The Science and Technology Committee has elected its new members

The topic of diversity in the technology industry has been on many people’s minds of late – especially following various reports of sexual discrimination in the Silicon Valley tech scene and the infamous Google Memo.

With the media also focussed heavily on issues such as pay parity, it came as a shock to many when the Science and Technology Committee responsible for advising and scrutinising government policy appointed eight white, middle aged men to represent the industry.

A Tweet announcing the new all-male Select Committee “up and running” was met with scorn as many in and outside of the science, technology, engineering and maths (Stem) industries criticised the lack of diversity in the line-up.

Some labelled the line-up “disappointing” while others criticised knowledge scope of those selected, claiming many had a lack of background in science and technology.

Others pointed to the line-up as highlighting a “weakness” in the self-nomination process for Select Committees – it’s widely claimed that women are less likely to put themselves forward for roles than men.

Hindsight can be a wonderful thing, and following the backlash in the wake of the announcement, the new chair if the committee, Norman Lamb, wrote a letter to various Government officials to urge that diversity was taken into account during the selection of the remaining three places in the committee.

He said: “The practice is for parties to run their own processes to identify members to put forward for the House’s approval, but this has resulted in no women currently being nominated for my committee.

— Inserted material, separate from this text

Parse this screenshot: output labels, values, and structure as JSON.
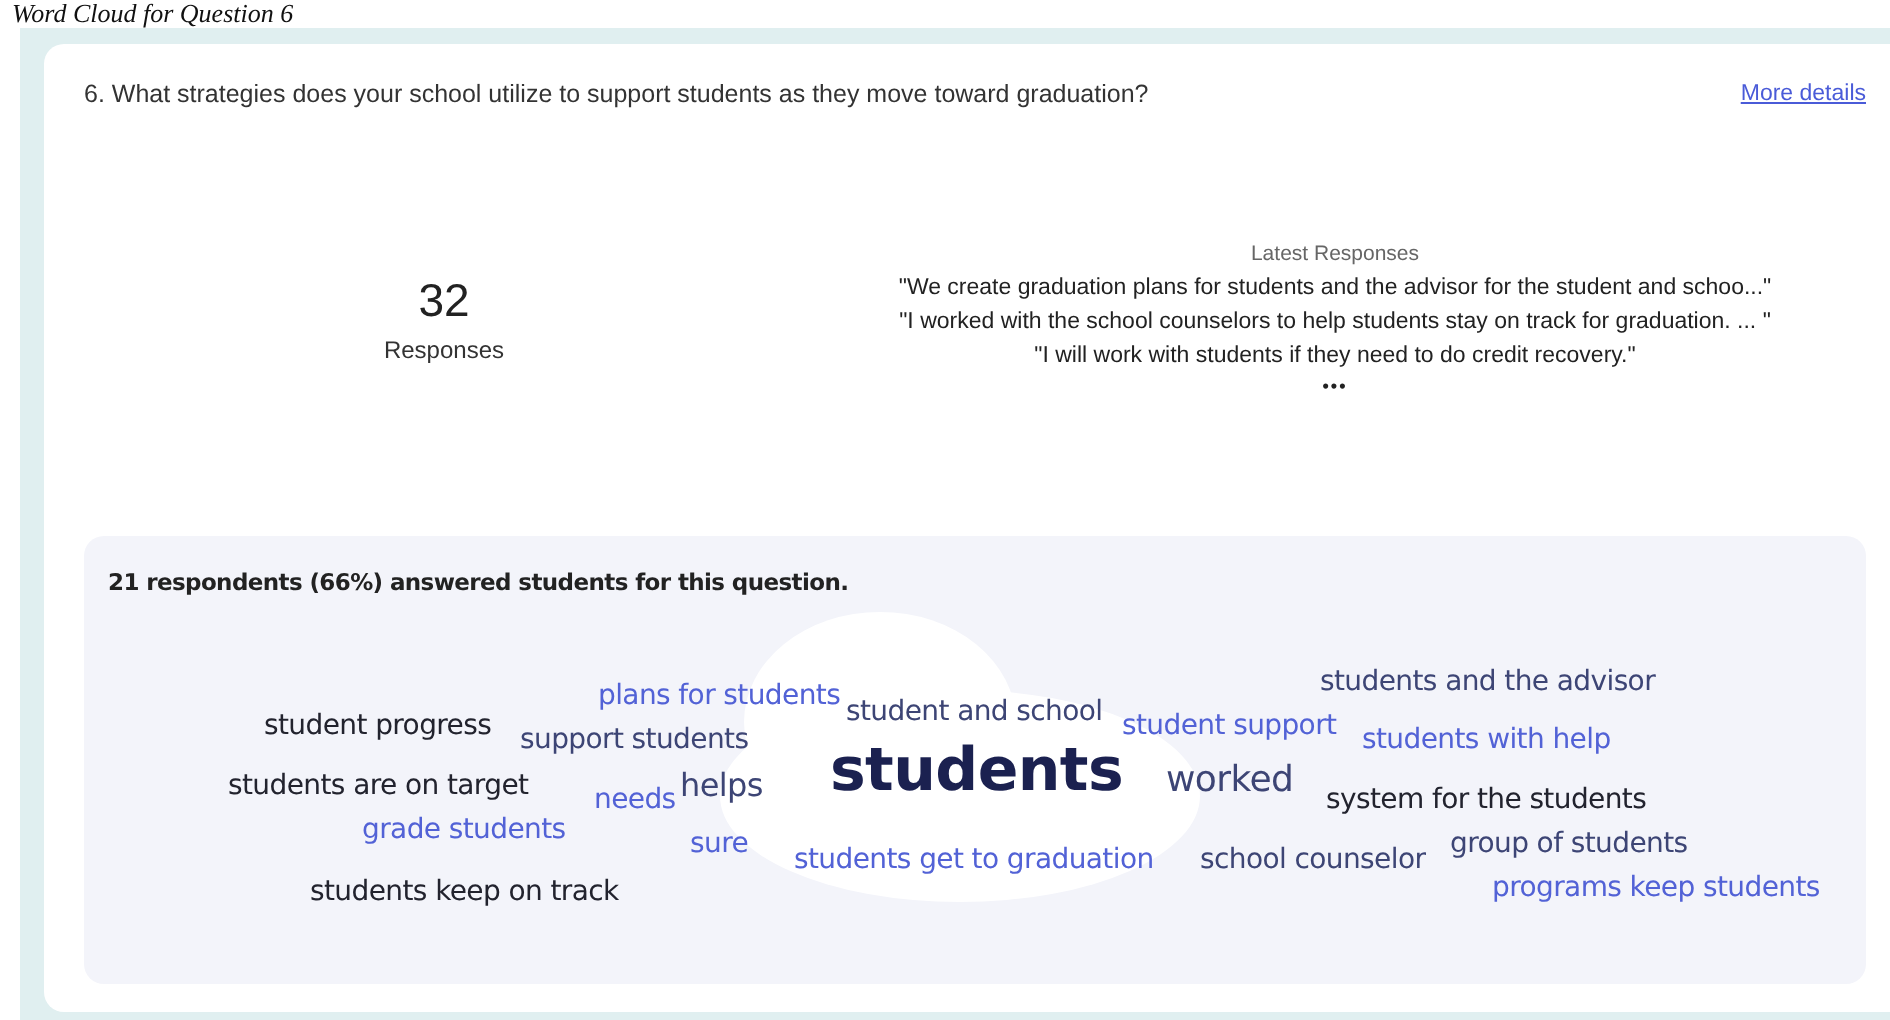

I am concerned that this will affect the ability of the committee to perform its role effectively.”

A woman, Vicky Ford, has since been appointed to one of those positions, and she has already felt it necessary to highlight on Twitter that she was not given the position as a result of tokenism but “on merit”.

I know a lot of men in the industry who are doing everything they can to try and further diversity in the tech workplace – but they’re not necessarily the ones influencing government policy and more needs to be done to ensure these decision makers reflect wider society.

It has always been widely highlighted that a large number of those who use technology and influence buying decision in the household are women, and yet many are not represented throughout the industry.

Unless women and those in other minority groups are part of the conversation surrounding the development and legislation of technology it is very likely these technologies will not be built to cater for everyone.

Personally, a last minute plea for diversity with only a few spaces left to fill is too little too late – Lamb’s call for a review of “the way in which parties invite nominations” to encourage gender and other types of diversity needs to be seriously addressed.